- YOUR TASK
Show only those lines of the entries where the string "compliance" is found.
======== RECORDS TO PROCESS ========
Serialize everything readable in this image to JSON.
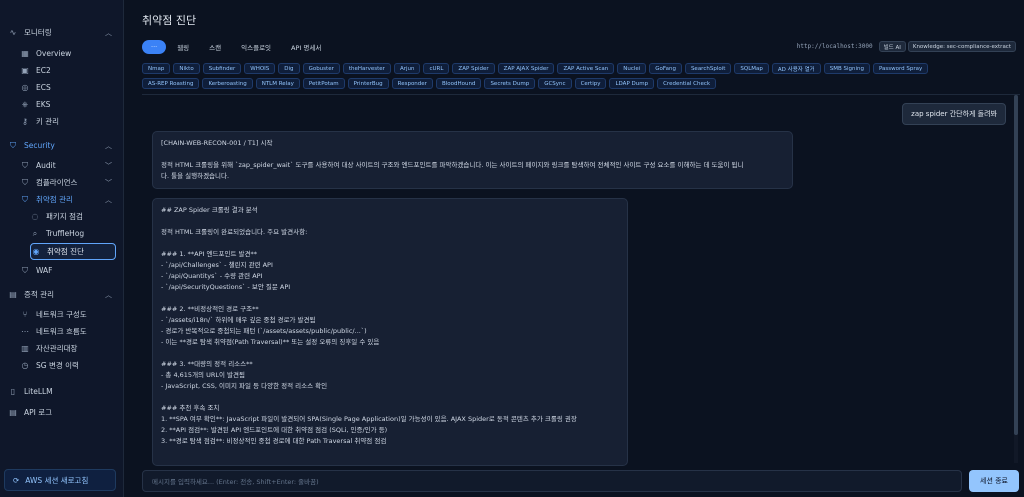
{
  "sidebar": {
    "monitoring": "모니터링",
    "overview": "Overview",
    "ec2": "EC2",
    "ecs": "ECS",
    "eks": "EKS",
    "keys": "키 관리",
    "security": "Security",
    "audit": "Audit",
    "compliance": "컴플라이언스",
    "vuln_mgmt": "취약점 관리",
    "package_check": "패키지 점검",
    "trufflehog": "TruffleHog",
    "vuln_diag": "취약점 진단",
    "waf": "WAF",
    "asset_mgmt": "증적 관리",
    "network_config": "네트워크 구성도",
    "network_flow": "네트워크 흐름도",
    "asset_ledger": "자산관리대장",
    "sg_history": "SG 변경 이력",
    "litellm": "LiteLLM",
    "api_log": "API 로그",
    "aws_refresh": "AWS 세션 새로고침"
  },
  "main": {
    "title": "취약점 진단",
    "tabs": [
      "···",
      "웹링",
      "스캔",
      "익스플로잇",
      "API 명세서"
    ],
    "url": "http://localhost:3000",
    "badge1": "빌드 AI",
    "badge2": "Knowledge: sec-compliance-extract",
    "tools_row1": [
      "Nmap",
      "Nikto",
      "Subfinder",
      "WHOIS",
      "Dig",
      "Gobuster",
      "theHarvester",
      "Arjun",
      "cURL",
      "ZAP Spider",
      "ZAP AJAX Spider",
      "ZAP Active Scan",
      "Nuclei",
      "GoFang",
      "SearchSploit",
      "SQLMap",
      "AD 사용자 열거",
      "SMB Signing",
      "Password Spray"
    ],
    "tools_row2": [
      "AS-REP Roasting",
      "Kerberoasting",
      "NTLM Relay",
      "PetitPotam",
      "PrinterBug",
      "Responder",
      "BloodHound",
      "Secrets Dump",
      "GCSync",
      "Certipy",
      "LDAP Dump",
      "Credential Check"
    ]
  },
  "chat": {
    "user_message": "zap spider 간단하게 돌려봐",
    "msg1_lines": [
      "[CHAIN-WEB-RECON-001 / T1] 시작",
      "",
      "정적 HTML 크롤링을 위해 `zap_spider_wait` 도구를 사용하여 대상 사이트의 구조와 엔드포인트를 파악하겠습니다. 이는 사이트의 페이지와 링크를 탐색하여 전체적인 사이트 구성 요소를 이해하는 데 도움이 됩니",
      "다. 툴을 실행하겠습니다."
    ],
    "msg2_lines": [
      "## ZAP Spider 크롤링 결과 분석",
      "",
      "정적 HTML 크롤링이 완료되었습니다. 주요 발견사항:",
      "",
      "### 1. **API 엔드포인트 발견**",
      "- `/api/Challenges` - 챌린지 관련 API",
      "- `/api/Quantitys` - 수량 관련 API",
      "- `/api/SecurityQuestions` - 보안 질문 API",
      "",
      "### 2. **비정상적인 경로 구조**",
      "- `/assets/i18n/` 하위에 매우 깊은 중첩 경로가 발견됨",
      "- 경로가 반복적으로 중첩되는 패턴 (`/assets/assets/public/public/...`)",
      "- 이는 **경로 탐색 취약점(Path Traversal)** 또는 설정 오류의 징후일 수 있음",
      "",
      "### 3. **대량의 정적 리소스**",
      "- 총 4,615개의 URL이 발견됨",
      "- JavaScript, CSS, 이미지 파일 등 다양한 정적 리소스 확인",
      "",
      "### 추천 후속 조치",
      "1. **SPA 여부 확인**: JavaScript 파일이 발견되어 SPA(Single Page Application)일 가능성이 있음. AJAX Spider로 동적 콘텐츠 추가 크롤링 권장",
      "2. **API 점검**: 발견된 API 엔드포인트에 대한 취약점 점검 (SQLi, 인증/인가 등)",
      "3. **경로 탐색 점검**: 비정상적인 중첩 경로에 대한 Path Traversal 취약점 점검"
    ],
    "input_placeholder": "메시지를 입력하세요... (Enter: 전송, Shift+Enter: 줄바꿈)",
    "end_button": "세션 종료"
  },
  "colors": {
    "accent": "#3b82f6",
    "active_link": "#60a5fa",
    "background": "#0b1220"
  }
}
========
- ANSWER AREA
    "compliance": "컴플라이언스",
    "badge2": "Knowledge: sec-compliance-extract",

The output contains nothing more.